▶ **TASK TO CARRY OUT**
A word-for-word copy of the listing, free of images, is the expected answer.

▶ **MATERIAL TO PROCESS**
⁂

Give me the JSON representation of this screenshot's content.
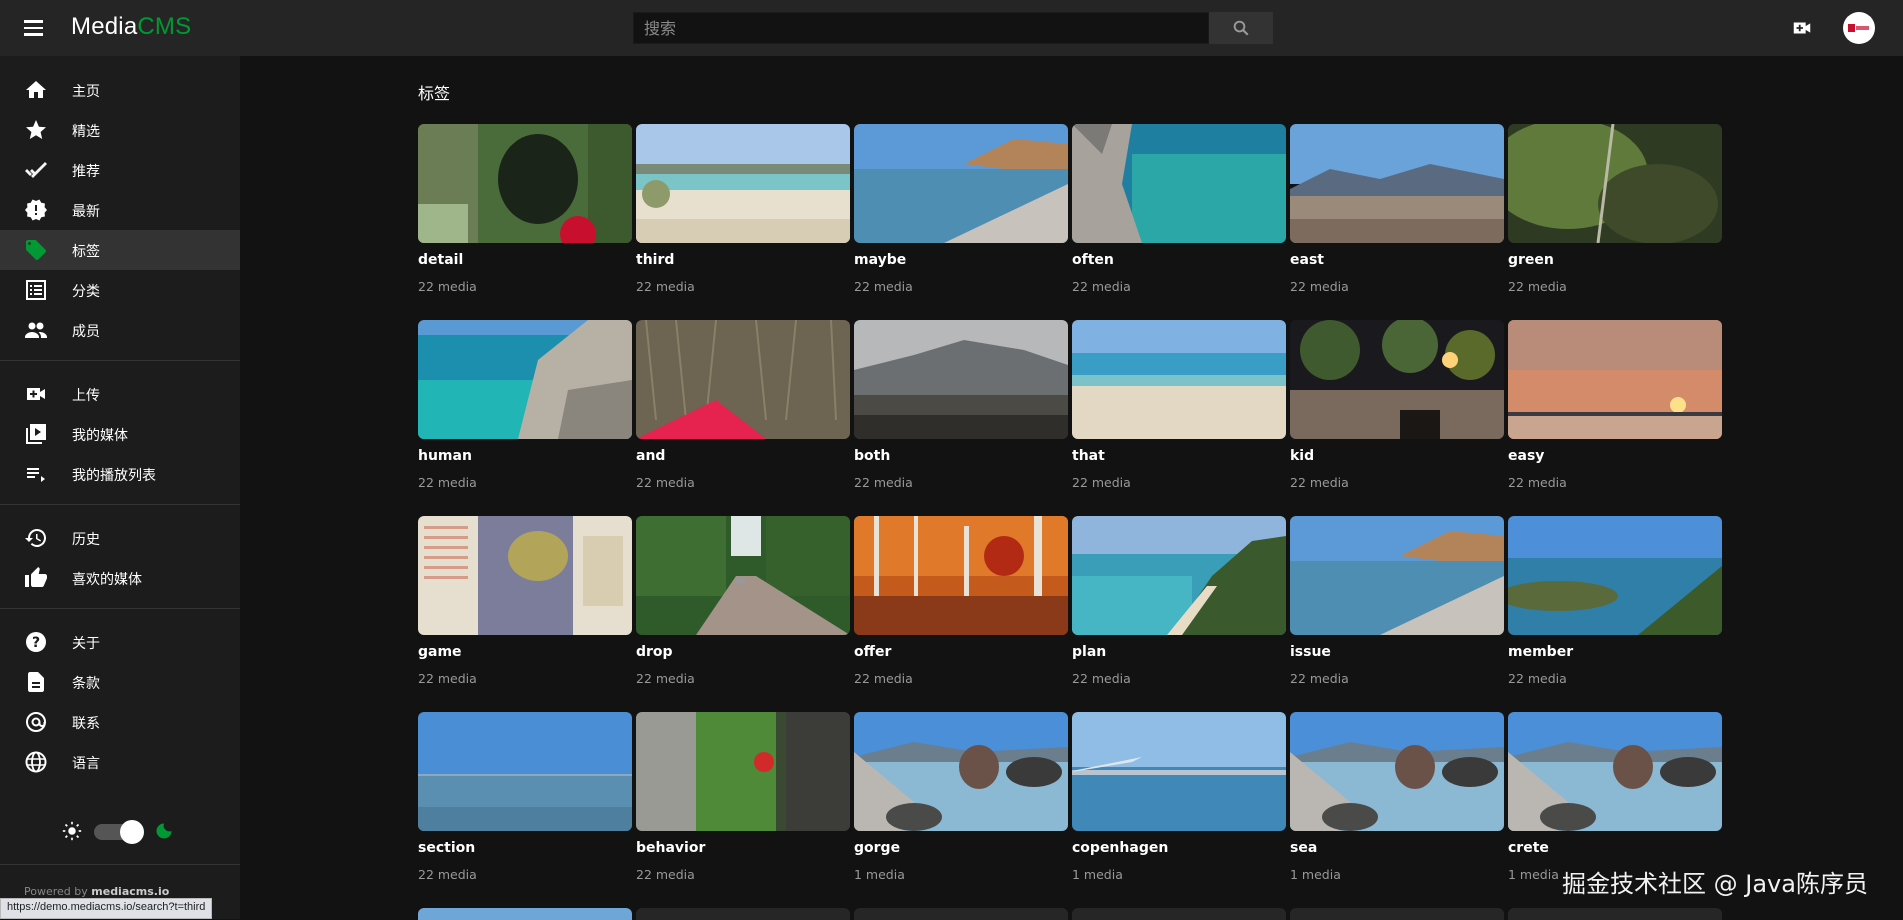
{
  "header": {
    "logo_part1": "Media",
    "logo_part2": "CMS",
    "search_placeholder": "搜索",
    "accent_color": "#009933"
  },
  "sidebar": {
    "items": [
      {
        "label": "主页",
        "icon": "home-icon"
      },
      {
        "label": "精选",
        "icon": "star-icon"
      },
      {
        "label": "推荐",
        "icon": "checkmark-icon"
      },
      {
        "label": "最新",
        "icon": "new-releases-icon"
      },
      {
        "label": "标签",
        "icon": "tag-icon",
        "active": true
      },
      {
        "label": "分类",
        "icon": "list-icon"
      },
      {
        "label": "成员",
        "icon": "people-icon"
      },
      {
        "label": "上传",
        "icon": "upload-video-icon"
      },
      {
        "label": "我的媒体",
        "icon": "my-media-icon"
      },
      {
        "label": "我的播放列表",
        "icon": "playlist-icon"
      },
      {
        "label": "历史",
        "icon": "history-icon"
      },
      {
        "label": "喜欢的媒体",
        "icon": "thumbs-up-icon"
      },
      {
        "label": "关于",
        "icon": "help-icon"
      },
      {
        "label": "条款",
        "icon": "document-icon"
      },
      {
        "label": "联系",
        "icon": "at-icon"
      },
      {
        "label": "语言",
        "icon": "globe-icon"
      }
    ],
    "powered_prefix": "Powered by",
    "powered_link": "mediacms.io"
  },
  "status_url": "https://demo.mediacms.io/search?t=third",
  "main": {
    "title": "标签",
    "tags": [
      {
        "name": "detail",
        "count": "22 media",
        "scene": "cave"
      },
      {
        "name": "third",
        "count": "22 media",
        "scene": "beach-dunes"
      },
      {
        "name": "maybe",
        "count": "22 media",
        "scene": "pebble-coast"
      },
      {
        "name": "often",
        "count": "22 media",
        "scene": "clear-sea"
      },
      {
        "name": "east",
        "count": "22 media",
        "scene": "mountain-rocks"
      },
      {
        "name": "green",
        "count": "22 media",
        "scene": "moss-rope"
      },
      {
        "name": "human",
        "count": "22 media",
        "scene": "rocky-cove"
      },
      {
        "name": "and",
        "count": "22 media",
        "scene": "reeds-kayak"
      },
      {
        "name": "both",
        "count": "22 media",
        "scene": "misty-mountain"
      },
      {
        "name": "that",
        "count": "22 media",
        "scene": "sandy-beach"
      },
      {
        "name": "kid",
        "count": "22 media",
        "scene": "night-square"
      },
      {
        "name": "easy",
        "count": "22 media",
        "scene": "sunset"
      },
      {
        "name": "game",
        "count": "22 media",
        "scene": "map"
      },
      {
        "name": "drop",
        "count": "22 media",
        "scene": "forest-road"
      },
      {
        "name": "offer",
        "count": "22 media",
        "scene": "autumn-forest"
      },
      {
        "name": "plan",
        "count": "22 media",
        "scene": "bay-aerial"
      },
      {
        "name": "issue",
        "count": "22 media",
        "scene": "pebble-coast"
      },
      {
        "name": "member",
        "count": "22 media",
        "scene": "lagoon"
      },
      {
        "name": "section",
        "count": "22 media",
        "scene": "calm-sea"
      },
      {
        "name": "behavior",
        "count": "22 media",
        "scene": "gorge-climber"
      },
      {
        "name": "gorge",
        "count": "1 media",
        "scene": "rocks-sea"
      },
      {
        "name": "copenhagen",
        "count": "1 media",
        "scene": "plane-wing"
      },
      {
        "name": "sea",
        "count": "1 media",
        "scene": "rocks-sea"
      },
      {
        "name": "crete",
        "count": "1 media",
        "scene": "rocks-sea"
      }
    ]
  },
  "watermark": "掘金技术社区 @ Java陈序员"
}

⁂

▶ **WRITTEN ANSWER**
Give me the JSON representation of this screenshot's content.
{
  "header": {
    "logo_part1": "Media",
    "logo_part2": "CMS",
    "search_placeholder": "搜索",
    "accent_color": "#009933"
  },
  "sidebar": {
    "items": [
      {
        "label": "主页",
        "icon": "home-icon"
      },
      {
        "label": "精选",
        "icon": "star-icon"
      },
      {
        "label": "推荐",
        "icon": "checkmark-icon"
      },
      {
        "label": "最新",
        "icon": "new-releases-icon"
      },
      {
        "label": "标签",
        "icon": "tag-icon",
        "active": true
      },
      {
        "label": "分类",
        "icon": "list-icon"
      },
      {
        "label": "成员",
        "icon": "people-icon"
      },
      {
        "label": "上传",
        "icon": "upload-video-icon"
      },
      {
        "label": "我的媒体",
        "icon": "my-media-icon"
      },
      {
        "label": "我的播放列表",
        "icon": "playlist-icon"
      },
      {
        "label": "历史",
        "icon": "history-icon"
      },
      {
        "label": "喜欢的媒体",
        "icon": "thumbs-up-icon"
      },
      {
        "label": "关于",
        "icon": "help-icon"
      },
      {
        "label": "条款",
        "icon": "document-icon"
      },
      {
        "label": "联系",
        "icon": "at-icon"
      },
      {
        "label": "语言",
        "icon": "globe-icon"
      }
    ],
    "powered_prefix": "Powered by",
    "powered_link": "mediacms.io"
  },
  "status_url": "https://demo.mediacms.io/search?t=third",
  "main": {
    "title": "标签",
    "tags": [
      {
        "name": "detail",
        "count": "22 media",
        "scene": "cave"
      },
      {
        "name": "third",
        "count": "22 media",
        "scene": "beach-dunes"
      },
      {
        "name": "maybe",
        "count": "22 media",
        "scene": "pebble-coast"
      },
      {
        "name": "often",
        "count": "22 media",
        "scene": "clear-sea"
      },
      {
        "name": "east",
        "count": "22 media",
        "scene": "mountain-rocks"
      },
      {
        "name": "green",
        "count": "22 media",
        "scene": "moss-rope"
      },
      {
        "name": "human",
        "count": "22 media",
        "scene": "rocky-cove"
      },
      {
        "name": "and",
        "count": "22 media",
        "scene": "reeds-kayak"
      },
      {
        "name": "both",
        "count": "22 media",
        "scene": "misty-mountain"
      },
      {
        "name": "that",
        "count": "22 media",
        "scene": "sandy-beach"
      },
      {
        "name": "kid",
        "count": "22 media",
        "scene": "night-square"
      },
      {
        "name": "easy",
        "count": "22 media",
        "scene": "sunset"
      },
      {
        "name": "game",
        "count": "22 media",
        "scene": "map"
      },
      {
        "name": "drop",
        "count": "22 media",
        "scene": "forest-road"
      },
      {
        "name": "offer",
        "count": "22 media",
        "scene": "autumn-forest"
      },
      {
        "name": "plan",
        "count": "22 media",
        "scene": "bay-aerial"
      },
      {
        "name": "issue",
        "count": "22 media",
        "scene": "pebble-coast"
      },
      {
        "name": "member",
        "count": "22 media",
        "scene": "lagoon"
      },
      {
        "name": "section",
        "count": "22 media",
        "scene": "calm-sea"
      },
      {
        "name": "behavior",
        "count": "22 media",
        "scene": "gorge-climber"
      },
      {
        "name": "gorge",
        "count": "1 media",
        "scene": "rocks-sea"
      },
      {
        "name": "copenhagen",
        "count": "1 media",
        "scene": "plane-wing"
      },
      {
        "name": "sea",
        "count": "1 media",
        "scene": "rocks-sea"
      },
      {
        "name": "crete",
        "count": "1 media",
        "scene": "rocks-sea"
      }
    ]
  },
  "watermark": "掘金技术社区 @ Java陈序员"
}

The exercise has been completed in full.